## [Task to complete]
Answer with a bare number: the count of lines in the data below that contain the word "value".

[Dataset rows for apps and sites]
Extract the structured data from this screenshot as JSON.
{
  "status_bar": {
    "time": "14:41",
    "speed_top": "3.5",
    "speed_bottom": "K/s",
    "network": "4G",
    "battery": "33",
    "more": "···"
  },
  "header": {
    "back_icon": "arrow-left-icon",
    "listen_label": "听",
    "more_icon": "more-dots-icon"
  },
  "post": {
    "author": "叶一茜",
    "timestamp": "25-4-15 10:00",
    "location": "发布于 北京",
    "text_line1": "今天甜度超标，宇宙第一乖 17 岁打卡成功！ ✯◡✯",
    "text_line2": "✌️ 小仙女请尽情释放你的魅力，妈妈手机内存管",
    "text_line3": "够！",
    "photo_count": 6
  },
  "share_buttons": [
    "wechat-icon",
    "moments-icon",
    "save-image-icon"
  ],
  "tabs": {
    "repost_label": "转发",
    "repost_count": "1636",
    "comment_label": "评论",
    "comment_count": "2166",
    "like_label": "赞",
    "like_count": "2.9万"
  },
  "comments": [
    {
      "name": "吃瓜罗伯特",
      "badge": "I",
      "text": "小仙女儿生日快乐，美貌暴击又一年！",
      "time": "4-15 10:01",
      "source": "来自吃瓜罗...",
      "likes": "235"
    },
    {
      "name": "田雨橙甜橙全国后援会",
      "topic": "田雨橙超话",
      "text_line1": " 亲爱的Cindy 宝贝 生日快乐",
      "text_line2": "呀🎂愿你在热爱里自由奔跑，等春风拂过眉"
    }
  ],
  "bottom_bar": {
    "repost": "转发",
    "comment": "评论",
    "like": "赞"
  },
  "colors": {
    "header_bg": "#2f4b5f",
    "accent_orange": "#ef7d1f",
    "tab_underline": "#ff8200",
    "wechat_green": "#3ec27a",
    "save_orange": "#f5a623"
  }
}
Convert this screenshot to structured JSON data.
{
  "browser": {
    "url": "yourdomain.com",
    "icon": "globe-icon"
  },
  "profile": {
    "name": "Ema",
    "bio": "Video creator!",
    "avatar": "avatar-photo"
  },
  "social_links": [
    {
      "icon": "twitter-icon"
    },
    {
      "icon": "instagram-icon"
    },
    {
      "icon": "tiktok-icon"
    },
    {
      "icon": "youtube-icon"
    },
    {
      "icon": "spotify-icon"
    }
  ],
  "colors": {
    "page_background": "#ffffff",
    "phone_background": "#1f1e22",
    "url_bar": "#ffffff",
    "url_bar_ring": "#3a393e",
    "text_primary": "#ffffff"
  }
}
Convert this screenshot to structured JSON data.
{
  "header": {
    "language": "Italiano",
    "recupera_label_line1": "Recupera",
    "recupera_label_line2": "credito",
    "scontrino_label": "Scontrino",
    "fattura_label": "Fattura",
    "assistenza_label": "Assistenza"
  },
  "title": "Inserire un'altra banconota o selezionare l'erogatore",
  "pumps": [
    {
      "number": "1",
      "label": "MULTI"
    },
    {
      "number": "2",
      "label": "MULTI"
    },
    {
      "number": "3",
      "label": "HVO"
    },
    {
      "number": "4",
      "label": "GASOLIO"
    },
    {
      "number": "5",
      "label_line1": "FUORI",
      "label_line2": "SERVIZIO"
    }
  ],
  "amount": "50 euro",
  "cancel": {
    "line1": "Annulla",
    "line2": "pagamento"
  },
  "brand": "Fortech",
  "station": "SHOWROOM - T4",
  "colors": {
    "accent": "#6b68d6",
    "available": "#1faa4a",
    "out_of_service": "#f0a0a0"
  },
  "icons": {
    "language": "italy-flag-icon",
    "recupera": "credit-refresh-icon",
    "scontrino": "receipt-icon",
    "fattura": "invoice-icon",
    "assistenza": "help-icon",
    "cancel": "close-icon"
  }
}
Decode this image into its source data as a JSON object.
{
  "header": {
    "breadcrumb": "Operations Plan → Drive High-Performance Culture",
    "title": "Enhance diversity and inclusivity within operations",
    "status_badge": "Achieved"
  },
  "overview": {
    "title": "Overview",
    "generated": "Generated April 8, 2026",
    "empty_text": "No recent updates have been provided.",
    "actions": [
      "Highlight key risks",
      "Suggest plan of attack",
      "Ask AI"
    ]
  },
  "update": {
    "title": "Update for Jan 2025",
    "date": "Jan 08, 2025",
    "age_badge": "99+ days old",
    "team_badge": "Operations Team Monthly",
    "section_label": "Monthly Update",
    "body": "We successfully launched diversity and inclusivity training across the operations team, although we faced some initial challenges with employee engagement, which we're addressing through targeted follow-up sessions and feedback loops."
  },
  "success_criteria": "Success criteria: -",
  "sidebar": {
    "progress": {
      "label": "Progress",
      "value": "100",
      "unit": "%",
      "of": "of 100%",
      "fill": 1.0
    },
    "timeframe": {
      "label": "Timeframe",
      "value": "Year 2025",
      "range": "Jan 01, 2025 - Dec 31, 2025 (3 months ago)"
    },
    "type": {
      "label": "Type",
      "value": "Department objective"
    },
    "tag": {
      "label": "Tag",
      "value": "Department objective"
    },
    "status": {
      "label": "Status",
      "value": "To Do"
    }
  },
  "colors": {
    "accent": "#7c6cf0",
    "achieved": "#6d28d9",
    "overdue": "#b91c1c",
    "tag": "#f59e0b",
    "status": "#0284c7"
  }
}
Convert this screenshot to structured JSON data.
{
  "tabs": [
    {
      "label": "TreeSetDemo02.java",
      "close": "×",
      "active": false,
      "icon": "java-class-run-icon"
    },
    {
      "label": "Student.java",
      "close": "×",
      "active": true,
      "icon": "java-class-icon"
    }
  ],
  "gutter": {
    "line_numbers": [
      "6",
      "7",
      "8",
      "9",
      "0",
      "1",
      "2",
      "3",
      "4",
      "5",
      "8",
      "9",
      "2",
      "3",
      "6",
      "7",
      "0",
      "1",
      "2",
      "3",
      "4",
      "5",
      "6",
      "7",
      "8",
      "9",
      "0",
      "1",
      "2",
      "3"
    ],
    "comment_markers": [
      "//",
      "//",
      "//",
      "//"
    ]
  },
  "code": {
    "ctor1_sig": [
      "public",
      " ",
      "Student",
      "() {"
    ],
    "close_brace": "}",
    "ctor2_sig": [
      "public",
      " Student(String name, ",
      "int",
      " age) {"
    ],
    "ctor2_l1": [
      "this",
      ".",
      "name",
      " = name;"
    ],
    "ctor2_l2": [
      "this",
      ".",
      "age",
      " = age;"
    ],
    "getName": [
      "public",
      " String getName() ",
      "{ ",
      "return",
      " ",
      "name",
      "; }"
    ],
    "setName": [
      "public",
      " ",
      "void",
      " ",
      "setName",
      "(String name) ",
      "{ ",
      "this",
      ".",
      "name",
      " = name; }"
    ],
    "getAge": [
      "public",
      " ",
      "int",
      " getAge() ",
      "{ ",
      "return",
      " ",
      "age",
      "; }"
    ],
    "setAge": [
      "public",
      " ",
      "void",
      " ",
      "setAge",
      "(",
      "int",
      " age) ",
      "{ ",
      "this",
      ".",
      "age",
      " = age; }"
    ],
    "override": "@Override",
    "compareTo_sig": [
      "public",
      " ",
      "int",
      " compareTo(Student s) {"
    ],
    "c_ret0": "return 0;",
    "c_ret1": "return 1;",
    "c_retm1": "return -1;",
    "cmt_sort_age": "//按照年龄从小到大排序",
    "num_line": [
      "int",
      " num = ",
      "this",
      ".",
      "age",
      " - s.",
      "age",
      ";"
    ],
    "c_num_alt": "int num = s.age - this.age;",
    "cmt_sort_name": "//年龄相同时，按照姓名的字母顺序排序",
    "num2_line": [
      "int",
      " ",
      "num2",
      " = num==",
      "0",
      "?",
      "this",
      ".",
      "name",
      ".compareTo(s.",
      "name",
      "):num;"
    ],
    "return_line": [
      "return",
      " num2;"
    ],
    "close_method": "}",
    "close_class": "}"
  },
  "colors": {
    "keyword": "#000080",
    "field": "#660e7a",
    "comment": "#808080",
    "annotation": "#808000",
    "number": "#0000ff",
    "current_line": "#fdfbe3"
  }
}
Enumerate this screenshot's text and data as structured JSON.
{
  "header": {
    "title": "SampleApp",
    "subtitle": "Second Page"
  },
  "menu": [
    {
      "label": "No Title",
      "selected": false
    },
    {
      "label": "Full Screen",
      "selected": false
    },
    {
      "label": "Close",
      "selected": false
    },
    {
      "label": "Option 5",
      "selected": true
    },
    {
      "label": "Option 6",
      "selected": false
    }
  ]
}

## [Exercise output]
5